* Aim of the exercise
Skip the images and print the listing exactly.

* Task material
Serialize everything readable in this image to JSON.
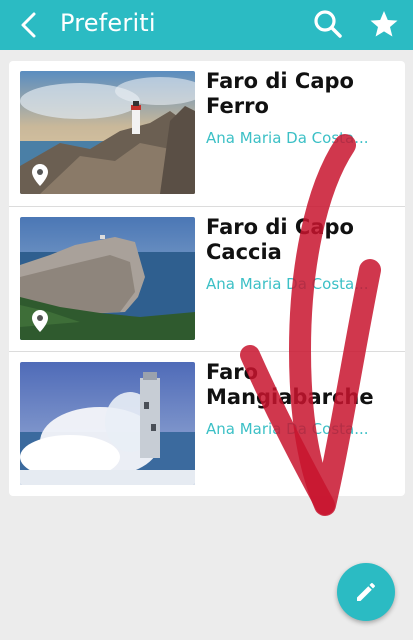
{
  "appbar": {
    "title": "Preferiti",
    "back_icon": "chevron-left-icon",
    "search_icon": "search-icon",
    "star_icon": "star-icon"
  },
  "items": [
    {
      "title": "Faro di Capo Ferro",
      "author": "Ana Maria Da Costa...",
      "has_pin": true
    },
    {
      "title": "Faro di Capo Caccia",
      "author": "Ana Maria Da Costa...",
      "has_pin": true
    },
    {
      "title": "Faro Mangiabarche",
      "author": "Ana Maria Da Costa...",
      "has_pin": false
    }
  ],
  "fab": {
    "icon": "pencil-icon"
  },
  "colors": {
    "accent": "#2bbbc3",
    "author_text": "#3cc0c6",
    "annotation": "#c8142e"
  }
}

* Reply
Serialize everything readable in this image to JSON.
{
  "appbar": {
    "title": "Preferiti",
    "back_icon": "chevron-left-icon",
    "search_icon": "search-icon",
    "star_icon": "star-icon"
  },
  "items": [
    {
      "title": "Faro di Capo Ferro",
      "author": "Ana Maria Da Costa...",
      "has_pin": true
    },
    {
      "title": "Faro di Capo Caccia",
      "author": "Ana Maria Da Costa...",
      "has_pin": true
    },
    {
      "title": "Faro Mangiabarche",
      "author": "Ana Maria Da Costa...",
      "has_pin": false
    }
  ],
  "fab": {
    "icon": "pencil-icon"
  },
  "colors": {
    "accent": "#2bbbc3",
    "author_text": "#3cc0c6",
    "annotation": "#c8142e"
  }
}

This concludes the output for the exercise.